[Data about app and page elements]

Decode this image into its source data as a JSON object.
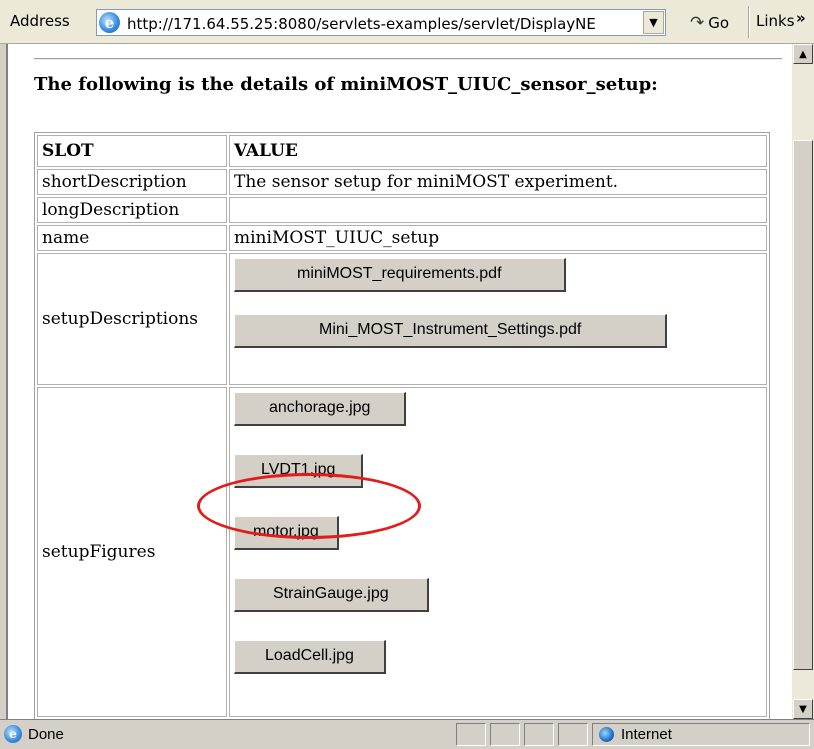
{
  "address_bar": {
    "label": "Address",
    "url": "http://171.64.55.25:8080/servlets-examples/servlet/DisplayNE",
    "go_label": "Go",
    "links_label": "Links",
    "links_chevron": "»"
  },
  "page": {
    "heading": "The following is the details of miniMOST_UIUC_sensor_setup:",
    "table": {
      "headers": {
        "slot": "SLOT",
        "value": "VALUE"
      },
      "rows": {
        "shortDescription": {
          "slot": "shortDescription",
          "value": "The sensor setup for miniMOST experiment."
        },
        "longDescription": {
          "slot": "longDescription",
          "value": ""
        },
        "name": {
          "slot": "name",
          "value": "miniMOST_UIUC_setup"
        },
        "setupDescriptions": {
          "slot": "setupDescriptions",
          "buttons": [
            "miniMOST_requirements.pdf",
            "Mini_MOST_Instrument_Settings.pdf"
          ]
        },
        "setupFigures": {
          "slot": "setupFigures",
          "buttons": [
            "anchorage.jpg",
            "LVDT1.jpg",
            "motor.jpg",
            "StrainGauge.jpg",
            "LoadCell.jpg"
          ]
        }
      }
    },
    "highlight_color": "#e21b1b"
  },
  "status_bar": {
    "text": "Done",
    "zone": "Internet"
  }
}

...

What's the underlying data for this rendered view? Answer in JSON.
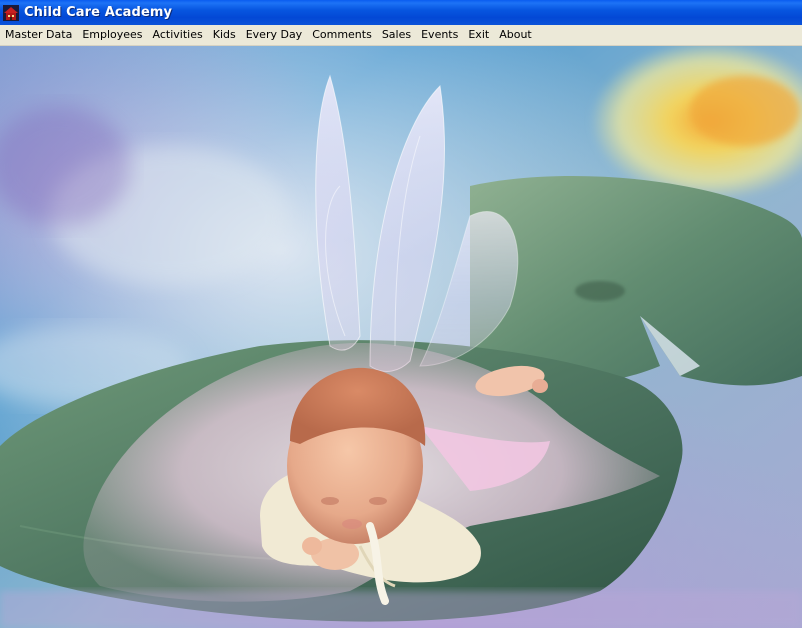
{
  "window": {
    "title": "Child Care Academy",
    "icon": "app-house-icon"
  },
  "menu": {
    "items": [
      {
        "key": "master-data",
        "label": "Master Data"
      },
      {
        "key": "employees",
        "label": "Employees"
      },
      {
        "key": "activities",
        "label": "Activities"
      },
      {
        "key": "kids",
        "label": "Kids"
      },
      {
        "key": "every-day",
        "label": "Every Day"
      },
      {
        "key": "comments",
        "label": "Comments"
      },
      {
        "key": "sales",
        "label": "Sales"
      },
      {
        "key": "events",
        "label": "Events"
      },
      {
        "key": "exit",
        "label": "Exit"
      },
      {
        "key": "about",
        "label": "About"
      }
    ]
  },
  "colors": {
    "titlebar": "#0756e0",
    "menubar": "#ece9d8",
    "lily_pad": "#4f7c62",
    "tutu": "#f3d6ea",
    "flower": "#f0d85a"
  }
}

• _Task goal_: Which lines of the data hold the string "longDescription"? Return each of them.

• _Your solution_:
        "longDescription": {
          "slot": "longDescription",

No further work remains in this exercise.